AIM OF THE EXERCISE :: Apart from the pictures, print the data below exactly as given.

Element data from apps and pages
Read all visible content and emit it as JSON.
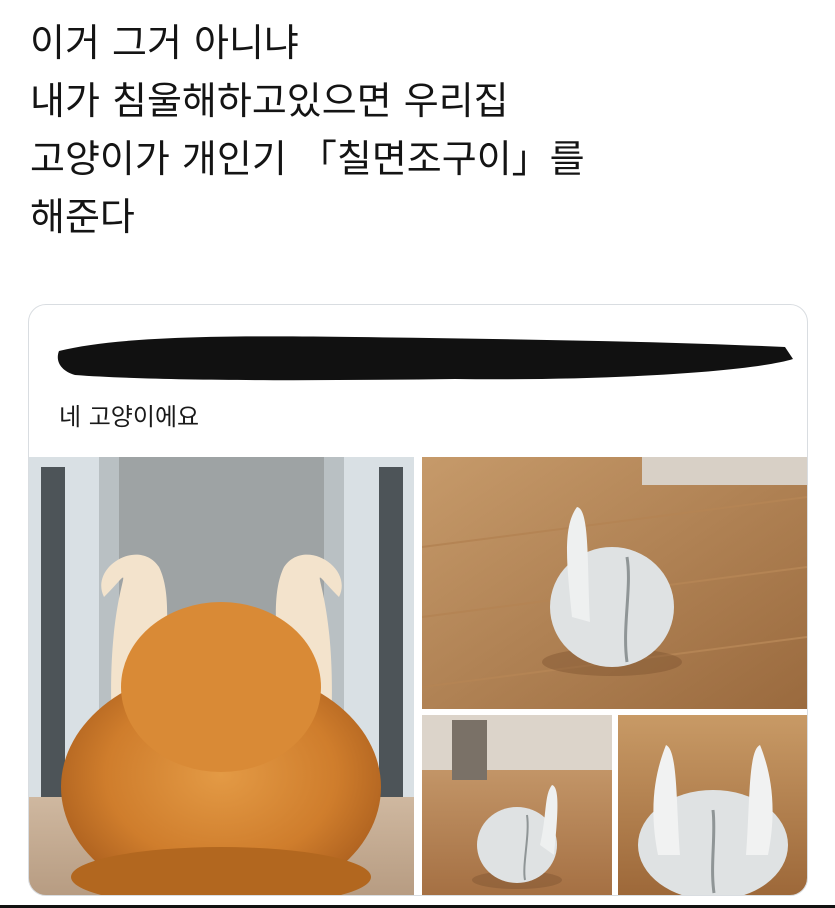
{
  "post": {
    "lines": [
      "이거 그거 아니냐",
      "내가 침울해하고있으면 우리집",
      "고양이가 개인기 「칠면조구이」를",
      "해준다"
    ]
  },
  "quoted_tweet": {
    "text": "네 고양이에요"
  },
  "images": [
    {
      "name": "orange-cat-turkey-pose-photo"
    },
    {
      "name": "white-cat-one-leg-up-photo"
    },
    {
      "name": "white-cat-small-floor-photo"
    },
    {
      "name": "white-cat-both-legs-up-photo"
    }
  ],
  "colors": {
    "background": "#ffffff",
    "card_border": "#d9dde1",
    "redaction": "#111111"
  }
}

EXERCISE OUTPUT ::
Read all visible content and emit it as JSON.
{
  "post": {
    "lines": [
      "이거 그거 아니냐",
      "내가 침울해하고있으면 우리집",
      "고양이가 개인기 「칠면조구이」를",
      "해준다"
    ]
  },
  "quoted_tweet": {
    "text": "네 고양이에요"
  },
  "images": [
    {
      "name": "orange-cat-turkey-pose-photo"
    },
    {
      "name": "white-cat-one-leg-up-photo"
    },
    {
      "name": "white-cat-small-floor-photo"
    },
    {
      "name": "white-cat-both-legs-up-photo"
    }
  ],
  "colors": {
    "background": "#ffffff",
    "card_border": "#d9dde1",
    "redaction": "#111111"
  }
}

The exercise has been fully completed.